KUALA LUMPUR (Reuters) - Malaysia’s new parliament descended into chaos on Wednesday as a revitalised opposition disrupted proceedings amid noisy name-calling and insults.
The pandemonium sparked concerns that Prime Minister Abdullah Ahmad Badawi, already under pressure to quit after the March 8 general elections, could struggle to push through legislation.
“We have had the most cantankerous session in three decades,” Foreign Minister Rais Yatim, a lawmaker for the past 25 years, told reporters.
The chaotic scenes were broadcast live on state television, prompting the information minister to reconsider the decision because he said the MPs were “playing to the gallery”.
The March 8 polls saw Abdullah’s ruling coalition lose its two-thirds majority in parliament for the first time in four decades.
The shouting match began after veteran opposition lawmaker Karpal Singh questioned the way the session was being held.
When a government MP, Bung Moktar Radin, disturbed him, Karpal retaliated: “I hope Bigfoot ... does not disrupt the proceedings.”
Moktar immediately stood up and shouted: “I am Bigfoot, you are big monkey.”
The assembly’s new speaker, Pandikar Amin Mulia, immediately rebuked both of them: “Let’s not create chaos in parliament.”

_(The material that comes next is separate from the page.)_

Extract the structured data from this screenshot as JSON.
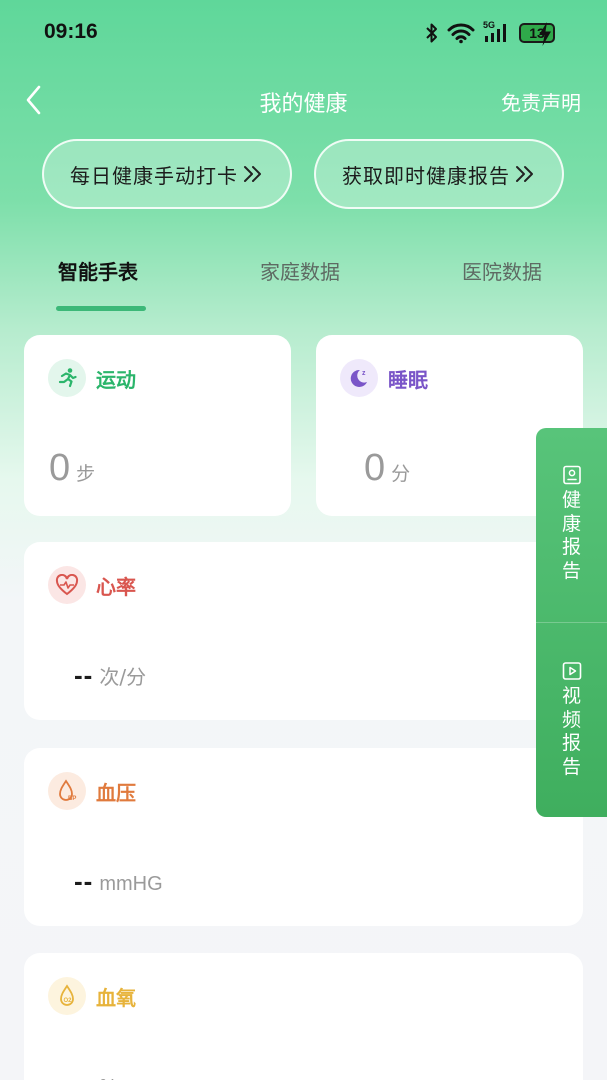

Government and opposition MPs traded fresh barbs after Amin refused the usual follow-up question for Abdullah, who had earlier answered a pre-submitted question.
Former opposition leader Lim Kit Siang accused the speaker of making “a mockery of parliament”.

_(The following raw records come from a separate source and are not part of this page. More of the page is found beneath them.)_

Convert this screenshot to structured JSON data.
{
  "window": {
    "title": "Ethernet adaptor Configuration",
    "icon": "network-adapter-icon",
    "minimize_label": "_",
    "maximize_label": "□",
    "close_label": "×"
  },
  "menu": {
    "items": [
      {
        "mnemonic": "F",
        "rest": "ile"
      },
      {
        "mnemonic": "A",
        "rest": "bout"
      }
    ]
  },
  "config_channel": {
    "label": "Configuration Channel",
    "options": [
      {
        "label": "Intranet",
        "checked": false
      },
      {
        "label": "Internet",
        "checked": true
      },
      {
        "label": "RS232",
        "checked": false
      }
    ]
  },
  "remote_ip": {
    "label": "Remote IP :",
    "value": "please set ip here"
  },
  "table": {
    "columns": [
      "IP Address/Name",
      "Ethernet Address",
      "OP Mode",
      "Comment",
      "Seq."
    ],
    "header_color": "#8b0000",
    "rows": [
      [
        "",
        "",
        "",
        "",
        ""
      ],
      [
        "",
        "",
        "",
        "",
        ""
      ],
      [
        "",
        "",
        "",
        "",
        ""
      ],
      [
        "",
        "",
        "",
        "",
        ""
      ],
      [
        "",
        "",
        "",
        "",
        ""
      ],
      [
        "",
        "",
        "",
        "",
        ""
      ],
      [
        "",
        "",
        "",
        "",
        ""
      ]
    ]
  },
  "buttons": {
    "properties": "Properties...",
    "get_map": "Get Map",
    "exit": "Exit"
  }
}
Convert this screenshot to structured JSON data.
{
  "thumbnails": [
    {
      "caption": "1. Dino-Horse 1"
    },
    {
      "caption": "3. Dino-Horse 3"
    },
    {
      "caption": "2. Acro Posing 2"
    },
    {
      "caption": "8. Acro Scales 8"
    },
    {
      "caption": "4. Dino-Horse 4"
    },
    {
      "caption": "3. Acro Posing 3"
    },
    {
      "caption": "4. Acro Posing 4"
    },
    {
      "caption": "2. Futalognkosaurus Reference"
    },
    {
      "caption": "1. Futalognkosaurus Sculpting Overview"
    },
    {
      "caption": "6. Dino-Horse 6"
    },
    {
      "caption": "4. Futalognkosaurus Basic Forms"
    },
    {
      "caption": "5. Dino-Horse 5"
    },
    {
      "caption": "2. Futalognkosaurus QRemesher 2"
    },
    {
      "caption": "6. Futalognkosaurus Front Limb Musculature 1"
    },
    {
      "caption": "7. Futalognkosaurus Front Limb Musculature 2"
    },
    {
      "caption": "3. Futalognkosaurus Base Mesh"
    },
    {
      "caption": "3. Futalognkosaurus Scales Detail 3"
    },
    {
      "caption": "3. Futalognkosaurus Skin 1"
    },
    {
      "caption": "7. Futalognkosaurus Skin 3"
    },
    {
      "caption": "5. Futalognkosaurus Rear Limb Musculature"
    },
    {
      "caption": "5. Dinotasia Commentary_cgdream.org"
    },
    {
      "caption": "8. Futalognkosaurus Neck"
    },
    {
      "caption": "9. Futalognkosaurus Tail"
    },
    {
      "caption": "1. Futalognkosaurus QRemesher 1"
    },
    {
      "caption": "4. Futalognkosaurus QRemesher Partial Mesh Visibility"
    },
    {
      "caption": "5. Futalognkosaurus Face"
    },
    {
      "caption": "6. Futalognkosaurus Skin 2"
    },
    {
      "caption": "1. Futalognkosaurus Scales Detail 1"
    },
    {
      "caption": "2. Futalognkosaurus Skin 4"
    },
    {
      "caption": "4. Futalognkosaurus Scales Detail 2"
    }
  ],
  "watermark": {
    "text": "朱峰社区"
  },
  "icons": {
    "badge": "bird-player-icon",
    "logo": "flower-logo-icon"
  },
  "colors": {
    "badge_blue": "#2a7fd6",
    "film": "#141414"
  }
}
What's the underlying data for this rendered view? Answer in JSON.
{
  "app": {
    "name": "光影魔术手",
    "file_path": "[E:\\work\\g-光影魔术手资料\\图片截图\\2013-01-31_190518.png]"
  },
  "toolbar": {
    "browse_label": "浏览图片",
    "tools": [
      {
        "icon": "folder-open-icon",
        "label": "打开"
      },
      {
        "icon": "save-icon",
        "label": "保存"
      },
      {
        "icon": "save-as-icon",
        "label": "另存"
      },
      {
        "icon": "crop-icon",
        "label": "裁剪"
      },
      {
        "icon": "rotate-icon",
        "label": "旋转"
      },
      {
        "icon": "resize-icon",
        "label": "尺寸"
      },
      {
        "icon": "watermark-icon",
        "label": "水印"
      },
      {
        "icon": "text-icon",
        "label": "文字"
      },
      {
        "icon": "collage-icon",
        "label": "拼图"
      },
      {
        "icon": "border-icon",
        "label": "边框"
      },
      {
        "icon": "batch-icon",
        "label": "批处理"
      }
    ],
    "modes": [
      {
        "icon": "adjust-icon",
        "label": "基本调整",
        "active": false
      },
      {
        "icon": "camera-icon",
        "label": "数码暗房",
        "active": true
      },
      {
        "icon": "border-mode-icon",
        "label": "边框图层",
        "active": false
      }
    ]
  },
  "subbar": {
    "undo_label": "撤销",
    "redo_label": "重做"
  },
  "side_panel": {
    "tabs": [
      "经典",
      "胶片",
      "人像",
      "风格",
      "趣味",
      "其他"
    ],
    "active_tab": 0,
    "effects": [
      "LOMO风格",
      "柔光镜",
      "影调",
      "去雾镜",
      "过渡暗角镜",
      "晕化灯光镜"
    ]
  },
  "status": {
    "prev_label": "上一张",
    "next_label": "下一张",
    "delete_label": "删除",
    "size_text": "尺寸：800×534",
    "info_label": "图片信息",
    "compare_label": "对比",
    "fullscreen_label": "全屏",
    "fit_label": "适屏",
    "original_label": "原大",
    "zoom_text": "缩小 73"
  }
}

“This is not the First World parliament but the Tenth World parliament,” he said.